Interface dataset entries
##############################
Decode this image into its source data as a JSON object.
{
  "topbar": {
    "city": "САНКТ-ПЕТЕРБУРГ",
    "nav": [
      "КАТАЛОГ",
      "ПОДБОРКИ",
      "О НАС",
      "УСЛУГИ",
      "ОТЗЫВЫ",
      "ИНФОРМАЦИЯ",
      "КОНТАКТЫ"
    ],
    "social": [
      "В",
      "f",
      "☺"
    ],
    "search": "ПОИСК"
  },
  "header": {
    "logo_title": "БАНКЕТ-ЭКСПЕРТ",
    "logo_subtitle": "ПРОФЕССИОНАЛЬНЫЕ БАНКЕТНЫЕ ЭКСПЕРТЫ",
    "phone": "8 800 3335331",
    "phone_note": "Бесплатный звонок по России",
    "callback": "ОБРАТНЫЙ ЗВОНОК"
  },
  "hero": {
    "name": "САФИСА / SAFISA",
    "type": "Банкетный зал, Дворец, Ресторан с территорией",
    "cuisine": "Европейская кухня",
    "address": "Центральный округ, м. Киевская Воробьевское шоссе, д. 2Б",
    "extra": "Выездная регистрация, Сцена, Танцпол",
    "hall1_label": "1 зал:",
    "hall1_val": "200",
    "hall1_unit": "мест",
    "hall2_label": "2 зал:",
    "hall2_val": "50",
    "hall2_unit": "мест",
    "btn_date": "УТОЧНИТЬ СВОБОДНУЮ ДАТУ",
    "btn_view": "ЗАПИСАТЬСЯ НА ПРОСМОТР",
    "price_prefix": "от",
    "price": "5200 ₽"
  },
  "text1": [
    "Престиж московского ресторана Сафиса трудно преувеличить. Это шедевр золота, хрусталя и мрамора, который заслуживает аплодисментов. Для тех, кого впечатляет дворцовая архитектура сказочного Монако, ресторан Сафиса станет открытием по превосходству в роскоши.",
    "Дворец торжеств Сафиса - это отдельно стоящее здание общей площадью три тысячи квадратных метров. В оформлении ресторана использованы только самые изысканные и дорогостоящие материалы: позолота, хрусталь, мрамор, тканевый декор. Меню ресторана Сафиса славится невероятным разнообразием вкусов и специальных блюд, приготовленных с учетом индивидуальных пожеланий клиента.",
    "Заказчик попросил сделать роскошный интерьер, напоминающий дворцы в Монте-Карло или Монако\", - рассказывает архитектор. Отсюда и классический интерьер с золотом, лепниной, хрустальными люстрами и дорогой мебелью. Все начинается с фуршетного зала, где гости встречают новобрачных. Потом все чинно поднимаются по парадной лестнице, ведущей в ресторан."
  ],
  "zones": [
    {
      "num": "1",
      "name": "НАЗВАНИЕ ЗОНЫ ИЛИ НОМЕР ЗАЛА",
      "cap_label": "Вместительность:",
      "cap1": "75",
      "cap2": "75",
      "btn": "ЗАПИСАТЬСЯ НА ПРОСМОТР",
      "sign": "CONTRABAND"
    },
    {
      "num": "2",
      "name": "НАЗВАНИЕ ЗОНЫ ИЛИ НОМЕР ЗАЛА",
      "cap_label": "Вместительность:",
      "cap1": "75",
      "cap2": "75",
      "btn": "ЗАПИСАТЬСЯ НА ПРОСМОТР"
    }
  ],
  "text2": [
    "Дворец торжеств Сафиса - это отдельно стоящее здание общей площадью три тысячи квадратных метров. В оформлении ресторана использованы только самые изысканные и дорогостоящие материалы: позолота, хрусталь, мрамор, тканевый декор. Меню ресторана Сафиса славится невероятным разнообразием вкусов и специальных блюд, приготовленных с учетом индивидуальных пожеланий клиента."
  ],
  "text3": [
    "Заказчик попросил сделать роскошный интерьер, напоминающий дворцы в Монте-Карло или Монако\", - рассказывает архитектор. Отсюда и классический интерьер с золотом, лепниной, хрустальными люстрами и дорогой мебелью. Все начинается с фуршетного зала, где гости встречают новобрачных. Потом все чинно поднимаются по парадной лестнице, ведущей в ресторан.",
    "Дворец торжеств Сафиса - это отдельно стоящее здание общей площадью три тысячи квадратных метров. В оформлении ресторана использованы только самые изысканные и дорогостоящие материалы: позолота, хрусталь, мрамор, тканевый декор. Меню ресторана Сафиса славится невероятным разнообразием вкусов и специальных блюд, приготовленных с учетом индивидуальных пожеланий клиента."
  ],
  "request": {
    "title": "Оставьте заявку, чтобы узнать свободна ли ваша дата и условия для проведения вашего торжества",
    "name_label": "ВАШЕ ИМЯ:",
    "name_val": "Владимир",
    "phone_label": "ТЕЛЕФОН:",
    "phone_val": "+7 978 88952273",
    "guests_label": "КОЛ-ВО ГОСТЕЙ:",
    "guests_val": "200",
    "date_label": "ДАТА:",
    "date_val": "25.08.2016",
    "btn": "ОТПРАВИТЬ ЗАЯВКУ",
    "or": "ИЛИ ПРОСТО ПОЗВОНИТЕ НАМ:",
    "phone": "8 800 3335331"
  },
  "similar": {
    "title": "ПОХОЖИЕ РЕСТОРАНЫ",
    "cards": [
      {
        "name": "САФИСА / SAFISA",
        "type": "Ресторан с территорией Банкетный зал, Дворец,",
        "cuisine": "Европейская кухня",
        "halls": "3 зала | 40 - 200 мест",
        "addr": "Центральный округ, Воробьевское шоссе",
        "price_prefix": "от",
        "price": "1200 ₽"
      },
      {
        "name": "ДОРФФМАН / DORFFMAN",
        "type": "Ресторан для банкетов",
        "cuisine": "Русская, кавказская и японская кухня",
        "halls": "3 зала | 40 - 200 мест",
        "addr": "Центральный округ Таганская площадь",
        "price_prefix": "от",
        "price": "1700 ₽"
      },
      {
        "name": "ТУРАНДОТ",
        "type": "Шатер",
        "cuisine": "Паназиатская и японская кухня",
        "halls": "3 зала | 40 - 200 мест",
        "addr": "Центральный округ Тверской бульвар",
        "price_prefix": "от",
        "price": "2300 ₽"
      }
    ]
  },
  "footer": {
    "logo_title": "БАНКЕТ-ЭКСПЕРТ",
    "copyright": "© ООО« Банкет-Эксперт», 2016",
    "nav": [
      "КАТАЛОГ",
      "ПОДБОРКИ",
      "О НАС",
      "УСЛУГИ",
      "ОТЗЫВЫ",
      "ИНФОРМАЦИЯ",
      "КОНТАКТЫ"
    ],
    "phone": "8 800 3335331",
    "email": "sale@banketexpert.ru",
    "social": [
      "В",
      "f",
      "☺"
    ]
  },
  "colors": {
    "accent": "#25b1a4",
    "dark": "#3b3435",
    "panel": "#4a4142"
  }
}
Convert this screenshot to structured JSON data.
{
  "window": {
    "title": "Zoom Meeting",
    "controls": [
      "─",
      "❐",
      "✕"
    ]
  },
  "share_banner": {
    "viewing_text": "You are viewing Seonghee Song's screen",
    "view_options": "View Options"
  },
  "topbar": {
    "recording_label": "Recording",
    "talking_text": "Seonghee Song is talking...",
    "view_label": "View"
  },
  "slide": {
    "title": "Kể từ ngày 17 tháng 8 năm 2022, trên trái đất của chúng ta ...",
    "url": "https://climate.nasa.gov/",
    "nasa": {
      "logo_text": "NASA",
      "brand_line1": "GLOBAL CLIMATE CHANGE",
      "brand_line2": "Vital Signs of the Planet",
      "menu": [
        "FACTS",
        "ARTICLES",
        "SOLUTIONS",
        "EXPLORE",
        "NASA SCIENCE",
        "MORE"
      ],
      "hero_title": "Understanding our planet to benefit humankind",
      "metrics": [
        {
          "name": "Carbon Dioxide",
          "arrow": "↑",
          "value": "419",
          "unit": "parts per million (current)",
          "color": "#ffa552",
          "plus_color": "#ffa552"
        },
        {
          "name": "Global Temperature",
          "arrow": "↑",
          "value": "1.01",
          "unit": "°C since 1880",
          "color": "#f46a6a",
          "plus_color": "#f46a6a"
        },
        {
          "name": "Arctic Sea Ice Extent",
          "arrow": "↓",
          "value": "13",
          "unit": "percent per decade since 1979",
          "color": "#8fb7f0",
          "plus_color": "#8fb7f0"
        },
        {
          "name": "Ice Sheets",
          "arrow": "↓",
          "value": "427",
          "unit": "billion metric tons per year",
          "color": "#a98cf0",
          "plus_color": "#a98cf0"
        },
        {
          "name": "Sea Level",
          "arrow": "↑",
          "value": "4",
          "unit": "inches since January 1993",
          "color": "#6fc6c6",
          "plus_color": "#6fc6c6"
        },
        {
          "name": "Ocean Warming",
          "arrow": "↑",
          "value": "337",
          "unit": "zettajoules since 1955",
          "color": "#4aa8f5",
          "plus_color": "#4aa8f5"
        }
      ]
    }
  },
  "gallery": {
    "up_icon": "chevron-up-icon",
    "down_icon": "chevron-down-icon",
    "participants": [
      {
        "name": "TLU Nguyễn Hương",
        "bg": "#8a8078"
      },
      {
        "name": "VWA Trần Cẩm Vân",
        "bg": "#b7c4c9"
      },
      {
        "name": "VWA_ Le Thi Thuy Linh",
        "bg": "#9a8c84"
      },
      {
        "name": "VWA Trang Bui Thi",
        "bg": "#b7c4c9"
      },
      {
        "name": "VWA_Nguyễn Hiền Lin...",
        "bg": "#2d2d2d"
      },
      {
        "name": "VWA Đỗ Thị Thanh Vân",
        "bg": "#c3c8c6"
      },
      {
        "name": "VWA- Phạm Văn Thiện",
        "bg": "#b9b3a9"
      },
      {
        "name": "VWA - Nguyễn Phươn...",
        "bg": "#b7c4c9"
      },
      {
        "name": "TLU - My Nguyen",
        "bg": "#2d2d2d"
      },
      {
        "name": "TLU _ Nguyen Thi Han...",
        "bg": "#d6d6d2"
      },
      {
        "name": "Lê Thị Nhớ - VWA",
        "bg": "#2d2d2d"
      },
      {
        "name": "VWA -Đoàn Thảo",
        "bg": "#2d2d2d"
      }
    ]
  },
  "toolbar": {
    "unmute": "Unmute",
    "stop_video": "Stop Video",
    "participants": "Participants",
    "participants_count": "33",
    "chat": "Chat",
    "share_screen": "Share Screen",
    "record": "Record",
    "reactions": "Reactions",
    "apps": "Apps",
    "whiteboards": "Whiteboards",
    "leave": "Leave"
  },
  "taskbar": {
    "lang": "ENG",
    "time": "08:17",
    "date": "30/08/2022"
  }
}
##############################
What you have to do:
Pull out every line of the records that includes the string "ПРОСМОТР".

Written solution:
    "btn_view": "ЗАПИСАТЬСЯ НА ПРОСМОТР",
      "btn": "ЗАПИСАТЬСЯ НА ПРОСМОТР",
      "btn": "ЗАПИСАТЬСЯ НА ПРОСМОТР"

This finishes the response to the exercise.